Although Cardinal Humbert acted only against the person of the patriarch and his sympathizers, and although the patriarch reacted only against Humbert himself, the attempt to restore unity between East and West in 1054 resulted in a permanent schism between the two churches which persists until today. Several gestures of reconciliation, such as the symbolic “lifting of the anathemas of 1054” by Pope Paul VI and Patriarch Athenagoras I in 1966, were made, but to no avail.

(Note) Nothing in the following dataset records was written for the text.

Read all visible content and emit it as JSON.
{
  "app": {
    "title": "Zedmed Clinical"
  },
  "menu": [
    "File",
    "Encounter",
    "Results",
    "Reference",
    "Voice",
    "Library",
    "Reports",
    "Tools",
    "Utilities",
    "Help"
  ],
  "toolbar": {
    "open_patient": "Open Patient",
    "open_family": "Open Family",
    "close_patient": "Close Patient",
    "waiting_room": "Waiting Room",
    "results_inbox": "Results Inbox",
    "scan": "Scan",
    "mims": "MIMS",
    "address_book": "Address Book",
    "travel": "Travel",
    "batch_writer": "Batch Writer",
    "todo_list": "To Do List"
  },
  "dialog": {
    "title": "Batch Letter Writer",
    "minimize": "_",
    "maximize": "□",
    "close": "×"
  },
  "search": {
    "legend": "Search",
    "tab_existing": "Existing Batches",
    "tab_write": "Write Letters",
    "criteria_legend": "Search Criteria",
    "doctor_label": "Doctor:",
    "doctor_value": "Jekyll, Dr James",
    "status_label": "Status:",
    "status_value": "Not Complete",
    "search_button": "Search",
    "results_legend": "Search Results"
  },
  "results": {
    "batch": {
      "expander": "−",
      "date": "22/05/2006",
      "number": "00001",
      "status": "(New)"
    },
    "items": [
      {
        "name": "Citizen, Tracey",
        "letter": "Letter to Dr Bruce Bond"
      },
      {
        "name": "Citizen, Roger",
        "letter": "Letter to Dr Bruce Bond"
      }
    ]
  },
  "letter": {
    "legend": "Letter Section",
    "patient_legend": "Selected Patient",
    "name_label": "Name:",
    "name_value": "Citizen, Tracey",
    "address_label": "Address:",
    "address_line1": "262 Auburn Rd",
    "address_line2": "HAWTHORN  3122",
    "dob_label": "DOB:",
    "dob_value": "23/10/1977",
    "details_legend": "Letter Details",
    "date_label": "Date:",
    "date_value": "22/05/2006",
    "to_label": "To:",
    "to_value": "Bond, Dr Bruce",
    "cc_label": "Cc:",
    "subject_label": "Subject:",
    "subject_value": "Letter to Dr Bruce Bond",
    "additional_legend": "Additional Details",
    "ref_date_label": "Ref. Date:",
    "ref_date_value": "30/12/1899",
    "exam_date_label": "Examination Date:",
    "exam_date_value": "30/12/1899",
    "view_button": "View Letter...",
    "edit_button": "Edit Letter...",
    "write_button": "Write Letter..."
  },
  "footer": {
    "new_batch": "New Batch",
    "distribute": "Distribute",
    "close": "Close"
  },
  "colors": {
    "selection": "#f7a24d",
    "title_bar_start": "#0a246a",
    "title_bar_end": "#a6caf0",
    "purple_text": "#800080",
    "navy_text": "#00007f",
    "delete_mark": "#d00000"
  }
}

The reforming spirit of the Roman papacy reached its height in the eleventh century under Hildebrand who, as Pope Gregory VII (1073–1085), firmly established the papacy as a secular power. In 1089 the East asked Pope Urban II for a confession of faith. He refused to comply since such a compliance would presume that the bishop of Rome could be judged in the Church by another. Thus, although Patriarch Nicholas III of Constantinople (1084−1111) said: “Let the pope confess the orthodox faith and he will be first,” this was never again to happen in history.
By the time of the first crusade in 1095 no one in the East doubted that the Pope of Rome was emperor in the West. It was ultimately the crusades which sealed the schism between the churches. The crusaders took over Jerusalem in 1099, expelled the Moslems, and established a Latin hierarchy in place of the local, existing church order.
In Kievan Russia in the eleventh century the new Christian faith was flourishing. Saint Anthony (d. 1051) founded the monastery of the caves in Kiev, the Kievo-Pecherskaya Lavra. Saint Theodosius (d.1074), its greatest saint, came to be called the “founder of Russian monasticism.” Saint Theodosius followed the example of the humble Christ of the gospels in an evangelical form of spiritual life. This form has come to be known as Russian kenoticism which means a life of self-emptying humility and love for the brethren. (cf. Philippians 2:6) The Kievan Monastery of the Caves was the center of Christian charity and social concern, as well as of spiritual and intellectual labor and enlightenment.
Among the saints of Kiev are numbered the brothers Boris and Gleb who were the sons of Saint Vladimir. They refused to fight their brother Sviatopolk in a power struggle after the death of their father. As they knew that there was no hope of winning in battle, the two young brothers refused to fight in order to save the lives of their faithful followers who were certain to be punished if they did fight. As “sufferers of non-resistance,” Saints Boris and Gleb were the first to be canonized by the Russian Church in 1020. They were glorified — not as martyrs or Christian pacifists — but as those who laid down their lives that others might live.
During this period Saint Theophylactus of Bulgaria was writing voluminous commentaries on the holy scriptures in the East. Anselm of Canterbury (d.1109) in the West was producing his most influential theological discourses which contained the so-called “ontological proof” for the existence of God, a defense of the doctrine of the filioque, and the so-called “satisfaction theory” of the atonement in which it was contended that the death of Christ on the cross was the adequate sacrifice necessary to satisfy the justice and wrath of God the Father.
The eleventh century in the West witnessed the Cistercian reforms of the Benedictine order (now known as the “trappists”). This movement’s greatest representative, Bernard of Clairvaux was an ascetical, mystical theologian and church activist. He preached crusades and fought with Abelard, the famous author of Sic et Non. The Carthusian movement of eremitic monasticism began as well at this time.